A fundamental assumption of Literary Darwinism is that works of art must and do reflect adapted human nature, together with the physical and social environments influencing human behavior. Darwinian inquiry locates literary art, consequently, at the intersection of biological, psychological, and cultural aspects of human experience.

ASP: What can Literary Darwinism tell us about the act of reading itself—the types of stories that capture our attention and their emotional impact?

JS: Evolutionary criticism confirms our sense that works of imagination compel attention because they appeal to universal human nature and address recurring human dilemmas. Stories, plays, and poems address those dilemmas with a keenness that is both artful and urgent, moreover, engaging readers with emotionally vivid action or situation. Even works that seem unrealistically conceived and far removed from ordinary human reality—futuristic, utopian, or occult, for example—address familiar preoccupations, albeit indirectly.

We read for many reasons: to explore our sometimes satisfying, sometimes anguished, relationship with community expectations; to reassure ourselves that our understanding of our physical and social environments is sufficiently subtle and accurate; to escape temporarily from existential threats and torments; to assuage our griefs and to soothe our anxieties. Often, too, we read because fictive examples may enable us to refine or reshape our handling of real-life problems: we observe how literary characters cope with the intricacies of attracting mates, achieving status, building reputations, forging alliances, or acquiring resources. We read to immerse ourselves in social or physical worlds different from our own, tasting the vicarious pleasure of options unavailable to us in our actual lives. We read to project ourselves into characters representing a wide variety of human types, playing try-on with a vast wardrobe of identities.  We read to test and hone our social survival skills, watching characters read minds, detect deception, and avoid victimization. We obtain useful tips, too for perpetrating our own deceptions, for engaging in culturally permissible, potentially adaptive, acts of cheating. We read because we are fascinated by the antics of our fellow social animals, and literature offers us a cornucopia of examples.

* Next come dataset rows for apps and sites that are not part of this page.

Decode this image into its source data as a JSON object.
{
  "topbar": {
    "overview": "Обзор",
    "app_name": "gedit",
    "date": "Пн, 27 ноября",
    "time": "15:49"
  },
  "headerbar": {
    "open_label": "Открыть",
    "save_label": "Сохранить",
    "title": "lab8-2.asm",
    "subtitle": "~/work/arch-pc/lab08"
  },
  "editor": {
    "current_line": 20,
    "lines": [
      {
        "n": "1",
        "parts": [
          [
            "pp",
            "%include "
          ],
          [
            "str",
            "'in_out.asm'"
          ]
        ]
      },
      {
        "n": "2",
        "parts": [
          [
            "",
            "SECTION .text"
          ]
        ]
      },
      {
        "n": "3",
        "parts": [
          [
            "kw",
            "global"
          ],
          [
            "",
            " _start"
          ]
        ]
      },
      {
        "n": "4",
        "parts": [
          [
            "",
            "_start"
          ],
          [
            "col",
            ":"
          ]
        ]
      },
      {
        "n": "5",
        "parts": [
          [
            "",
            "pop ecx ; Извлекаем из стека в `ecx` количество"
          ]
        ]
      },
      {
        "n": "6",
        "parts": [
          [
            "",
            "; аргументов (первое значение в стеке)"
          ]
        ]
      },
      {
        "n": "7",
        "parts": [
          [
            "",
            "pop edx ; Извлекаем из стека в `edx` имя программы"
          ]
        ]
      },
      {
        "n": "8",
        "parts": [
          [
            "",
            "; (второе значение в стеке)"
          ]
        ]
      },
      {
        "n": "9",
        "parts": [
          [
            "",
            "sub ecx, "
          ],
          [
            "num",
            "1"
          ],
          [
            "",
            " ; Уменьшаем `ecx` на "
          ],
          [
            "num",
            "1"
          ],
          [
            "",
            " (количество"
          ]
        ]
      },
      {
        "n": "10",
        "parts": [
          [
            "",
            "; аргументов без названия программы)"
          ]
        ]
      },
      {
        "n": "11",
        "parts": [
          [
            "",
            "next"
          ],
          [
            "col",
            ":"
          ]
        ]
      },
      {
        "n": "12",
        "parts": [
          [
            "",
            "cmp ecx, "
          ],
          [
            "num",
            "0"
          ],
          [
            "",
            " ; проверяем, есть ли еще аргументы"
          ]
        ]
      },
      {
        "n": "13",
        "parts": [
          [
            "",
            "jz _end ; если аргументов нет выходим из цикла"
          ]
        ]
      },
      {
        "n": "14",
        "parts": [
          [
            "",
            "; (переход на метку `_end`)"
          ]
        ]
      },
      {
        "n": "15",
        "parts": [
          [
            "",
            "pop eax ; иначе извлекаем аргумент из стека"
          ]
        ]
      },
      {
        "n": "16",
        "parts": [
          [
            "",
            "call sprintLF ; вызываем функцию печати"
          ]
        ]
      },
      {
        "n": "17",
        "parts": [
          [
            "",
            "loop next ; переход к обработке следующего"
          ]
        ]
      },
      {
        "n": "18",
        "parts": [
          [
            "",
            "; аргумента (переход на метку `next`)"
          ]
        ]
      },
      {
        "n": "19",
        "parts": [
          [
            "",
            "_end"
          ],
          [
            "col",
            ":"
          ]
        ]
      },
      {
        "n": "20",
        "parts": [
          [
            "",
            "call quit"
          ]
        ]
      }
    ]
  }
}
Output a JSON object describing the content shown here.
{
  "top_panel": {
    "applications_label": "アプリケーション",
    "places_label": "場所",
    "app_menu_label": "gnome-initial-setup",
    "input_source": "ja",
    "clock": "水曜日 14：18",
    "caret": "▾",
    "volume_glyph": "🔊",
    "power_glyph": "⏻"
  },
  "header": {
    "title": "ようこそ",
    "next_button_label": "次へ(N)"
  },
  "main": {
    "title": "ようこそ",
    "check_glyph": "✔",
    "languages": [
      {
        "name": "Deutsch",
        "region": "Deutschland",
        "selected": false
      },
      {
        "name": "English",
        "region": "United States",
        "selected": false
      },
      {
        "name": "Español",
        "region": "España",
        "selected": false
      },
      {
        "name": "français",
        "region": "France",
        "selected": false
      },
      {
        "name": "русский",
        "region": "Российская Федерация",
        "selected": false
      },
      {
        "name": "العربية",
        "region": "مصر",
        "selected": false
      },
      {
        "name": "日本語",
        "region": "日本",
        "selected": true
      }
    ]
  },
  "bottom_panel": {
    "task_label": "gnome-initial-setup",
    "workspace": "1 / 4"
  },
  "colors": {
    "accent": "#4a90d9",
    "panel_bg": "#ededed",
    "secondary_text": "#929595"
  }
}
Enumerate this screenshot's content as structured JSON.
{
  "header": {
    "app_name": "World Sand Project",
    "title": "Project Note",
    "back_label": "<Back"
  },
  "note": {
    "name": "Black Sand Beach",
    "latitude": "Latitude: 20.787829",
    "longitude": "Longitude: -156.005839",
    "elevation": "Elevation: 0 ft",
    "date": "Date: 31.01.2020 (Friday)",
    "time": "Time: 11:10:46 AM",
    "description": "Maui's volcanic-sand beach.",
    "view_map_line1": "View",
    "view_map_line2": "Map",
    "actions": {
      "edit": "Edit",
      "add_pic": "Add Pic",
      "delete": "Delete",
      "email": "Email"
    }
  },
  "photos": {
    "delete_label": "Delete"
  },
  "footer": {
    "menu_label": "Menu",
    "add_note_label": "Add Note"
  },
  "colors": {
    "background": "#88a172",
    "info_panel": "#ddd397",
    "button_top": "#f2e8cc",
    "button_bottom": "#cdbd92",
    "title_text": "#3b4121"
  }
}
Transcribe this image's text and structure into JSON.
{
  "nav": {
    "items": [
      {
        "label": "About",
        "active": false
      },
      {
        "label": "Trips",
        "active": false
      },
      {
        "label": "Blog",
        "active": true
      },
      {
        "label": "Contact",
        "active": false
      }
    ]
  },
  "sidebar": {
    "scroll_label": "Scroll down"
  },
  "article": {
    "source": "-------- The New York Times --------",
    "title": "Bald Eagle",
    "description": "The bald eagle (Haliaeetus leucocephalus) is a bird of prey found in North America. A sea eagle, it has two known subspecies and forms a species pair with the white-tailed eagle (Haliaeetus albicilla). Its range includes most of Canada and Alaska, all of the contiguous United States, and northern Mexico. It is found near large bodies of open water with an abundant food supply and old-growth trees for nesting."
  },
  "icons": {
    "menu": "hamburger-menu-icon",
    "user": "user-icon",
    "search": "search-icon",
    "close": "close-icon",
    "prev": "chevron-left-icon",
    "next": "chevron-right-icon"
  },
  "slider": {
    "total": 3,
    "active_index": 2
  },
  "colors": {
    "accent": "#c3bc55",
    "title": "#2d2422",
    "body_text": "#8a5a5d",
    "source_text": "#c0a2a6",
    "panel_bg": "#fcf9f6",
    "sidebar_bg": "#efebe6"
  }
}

ASP: Given unlimited space, what other works might you have chosen to include in the book?

JS: Poems by Emily Dickinson, T. S. Eliot, Wallace Stevens, Gwendolyn Brooks, and Elizabeth Bishop come immediately to mind. It would be satisfying to tackle Moby-Dick, but the analysis might well turn into a book as vast as the novel itself. Emerson’s “Self-Reliance,” Crane’s Maggie, and Hawthorne’s Scarlet Letter would be prime candidates for evolutionary analysis, along with short fiction by Poe, Irving, James, Freeman, Cather, Faulkner, Fitzgerald, and Baldwin. Other possibilities include Stein’s Three Lives, Dreiser’s American Tragedy and Lewis’s Main Street … there’s no shortage of enticing materials for a follow-up volume.

Judith P. Saunders is Professor of English at Marist College in New York State. She is the author of The Poetry of Charles Tomlinson: Border Lines and Reading Edith Wharton through a Darwinian Lens: Evolutionary Biological Issues in Her Fiction.